[1] Beijing News, November 11, 2007
[2] Xinhua News Agency, Novemerb 11, 2007
[3] Voice of America, December 29, 2007
[4] Siheyuan (四合院) was a type of residence commonly found throughout China, but most famously in Beijing. The name literally means a courtyard surrounded by four buildings. Throughout Chinese history, the siheyuan composition was the basic pattern used for residences, palaces, temples, monasteries, family dwellings, businesses, and government offices. The history of Siheyuan goes as early as the Western Zhou period (1122 BC to 256 BC). Siheyuan carries the most outstanding and fundamental characteristics of Chinese architecture.
[5] Zaobao, November 12, 2007
[6] Nanfang Daily, November 2, 2007
[7] A popular online BBS for Chinese students.

Beijing Builds Detention Centers to Protect the Olympic Games

In order to express their grievances, mainland petitioners usually show up at major state activities where they can attract media attention to their plight.
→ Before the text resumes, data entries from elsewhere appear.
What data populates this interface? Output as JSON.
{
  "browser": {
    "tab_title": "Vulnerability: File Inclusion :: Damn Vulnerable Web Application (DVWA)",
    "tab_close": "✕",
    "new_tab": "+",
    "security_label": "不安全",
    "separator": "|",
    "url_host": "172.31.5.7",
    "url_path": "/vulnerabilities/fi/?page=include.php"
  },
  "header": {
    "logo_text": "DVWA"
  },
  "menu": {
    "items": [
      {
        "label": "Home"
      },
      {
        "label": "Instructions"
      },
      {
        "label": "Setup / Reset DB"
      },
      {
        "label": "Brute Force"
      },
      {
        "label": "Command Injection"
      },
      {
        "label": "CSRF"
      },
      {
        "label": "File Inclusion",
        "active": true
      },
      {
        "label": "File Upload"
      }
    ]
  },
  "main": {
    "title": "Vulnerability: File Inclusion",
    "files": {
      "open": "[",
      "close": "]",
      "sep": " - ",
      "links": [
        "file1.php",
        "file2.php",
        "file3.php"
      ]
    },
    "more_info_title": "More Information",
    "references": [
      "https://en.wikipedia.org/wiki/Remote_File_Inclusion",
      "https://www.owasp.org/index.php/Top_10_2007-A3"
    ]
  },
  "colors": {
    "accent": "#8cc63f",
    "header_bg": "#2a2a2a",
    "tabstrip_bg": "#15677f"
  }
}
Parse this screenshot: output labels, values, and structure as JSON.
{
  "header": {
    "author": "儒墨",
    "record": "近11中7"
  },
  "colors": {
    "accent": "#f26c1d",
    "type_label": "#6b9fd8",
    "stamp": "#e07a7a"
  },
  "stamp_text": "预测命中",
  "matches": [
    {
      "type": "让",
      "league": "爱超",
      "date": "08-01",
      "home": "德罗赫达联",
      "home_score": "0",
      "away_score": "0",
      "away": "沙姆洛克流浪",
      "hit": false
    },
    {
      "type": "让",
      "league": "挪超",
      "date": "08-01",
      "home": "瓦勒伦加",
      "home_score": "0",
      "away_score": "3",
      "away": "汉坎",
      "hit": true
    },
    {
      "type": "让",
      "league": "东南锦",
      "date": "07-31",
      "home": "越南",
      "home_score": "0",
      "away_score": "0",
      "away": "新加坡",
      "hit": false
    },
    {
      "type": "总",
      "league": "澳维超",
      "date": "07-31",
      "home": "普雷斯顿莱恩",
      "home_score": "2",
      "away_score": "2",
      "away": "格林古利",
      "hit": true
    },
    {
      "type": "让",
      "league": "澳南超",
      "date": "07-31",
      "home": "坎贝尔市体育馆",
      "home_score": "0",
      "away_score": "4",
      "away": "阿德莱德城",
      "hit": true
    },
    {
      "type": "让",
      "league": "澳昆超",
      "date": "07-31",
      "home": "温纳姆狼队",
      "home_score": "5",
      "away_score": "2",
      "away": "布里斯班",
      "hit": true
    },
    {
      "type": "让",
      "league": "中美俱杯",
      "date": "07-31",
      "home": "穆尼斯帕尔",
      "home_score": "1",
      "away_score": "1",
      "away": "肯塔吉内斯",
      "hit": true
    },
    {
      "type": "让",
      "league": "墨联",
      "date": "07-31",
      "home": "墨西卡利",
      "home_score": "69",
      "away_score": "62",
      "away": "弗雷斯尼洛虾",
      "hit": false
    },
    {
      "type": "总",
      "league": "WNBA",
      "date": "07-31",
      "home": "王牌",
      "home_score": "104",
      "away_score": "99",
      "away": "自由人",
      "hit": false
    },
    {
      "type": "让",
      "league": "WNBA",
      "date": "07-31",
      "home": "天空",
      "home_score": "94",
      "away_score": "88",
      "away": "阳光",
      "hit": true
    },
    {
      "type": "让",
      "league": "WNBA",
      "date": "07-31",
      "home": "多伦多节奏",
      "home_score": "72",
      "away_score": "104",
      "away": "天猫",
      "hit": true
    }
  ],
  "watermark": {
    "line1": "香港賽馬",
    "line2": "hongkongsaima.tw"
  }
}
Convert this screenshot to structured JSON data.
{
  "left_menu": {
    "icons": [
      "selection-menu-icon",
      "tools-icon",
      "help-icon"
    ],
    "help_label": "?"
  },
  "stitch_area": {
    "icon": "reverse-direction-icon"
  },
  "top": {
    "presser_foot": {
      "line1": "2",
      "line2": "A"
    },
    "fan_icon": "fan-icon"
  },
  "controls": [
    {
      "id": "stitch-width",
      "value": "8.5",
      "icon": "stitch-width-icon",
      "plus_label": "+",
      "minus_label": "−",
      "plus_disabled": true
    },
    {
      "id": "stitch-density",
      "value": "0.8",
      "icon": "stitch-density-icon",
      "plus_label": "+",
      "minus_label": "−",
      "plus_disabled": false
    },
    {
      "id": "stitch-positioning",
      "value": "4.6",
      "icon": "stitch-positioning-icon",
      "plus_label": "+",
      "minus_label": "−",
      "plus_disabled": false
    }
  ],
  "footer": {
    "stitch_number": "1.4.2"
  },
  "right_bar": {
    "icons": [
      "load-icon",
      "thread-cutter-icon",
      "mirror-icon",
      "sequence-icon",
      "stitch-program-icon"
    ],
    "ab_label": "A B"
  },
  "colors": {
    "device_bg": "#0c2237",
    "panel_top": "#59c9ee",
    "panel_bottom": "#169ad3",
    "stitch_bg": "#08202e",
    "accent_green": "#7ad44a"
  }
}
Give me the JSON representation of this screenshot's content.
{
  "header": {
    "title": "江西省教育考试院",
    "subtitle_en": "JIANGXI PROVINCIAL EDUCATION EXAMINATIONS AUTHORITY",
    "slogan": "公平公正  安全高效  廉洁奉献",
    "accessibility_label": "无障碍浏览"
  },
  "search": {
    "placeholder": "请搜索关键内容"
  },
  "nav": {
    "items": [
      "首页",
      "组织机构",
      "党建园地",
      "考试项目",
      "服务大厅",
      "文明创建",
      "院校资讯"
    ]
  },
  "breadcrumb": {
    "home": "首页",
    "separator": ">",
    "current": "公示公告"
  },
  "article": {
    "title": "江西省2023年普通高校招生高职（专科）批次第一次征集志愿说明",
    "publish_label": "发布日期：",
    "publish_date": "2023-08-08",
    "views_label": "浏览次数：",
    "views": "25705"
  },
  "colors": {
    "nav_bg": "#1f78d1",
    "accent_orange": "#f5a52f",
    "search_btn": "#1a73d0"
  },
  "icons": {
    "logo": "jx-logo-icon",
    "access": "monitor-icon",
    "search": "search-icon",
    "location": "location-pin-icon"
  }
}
For example, on the second day of Indian Prime Minister Singh’s visit, the overseas Chinese affairs website Canyu reported that more than 100 petitioners attempted to enter Tiananmen Square. The police stopped them and escorted them back. It has been reported that the square is now being heavily guarded. One petitioner from Heilongjiang revealed that Beijing has set up a transit point in the suburbs to detain petitioners and prevent foreign media from accessing them during the Olympics. Similar detention centers for petitioners have also been built in all provinces and cities.

Source: Radio Free Asia, January 15, 2008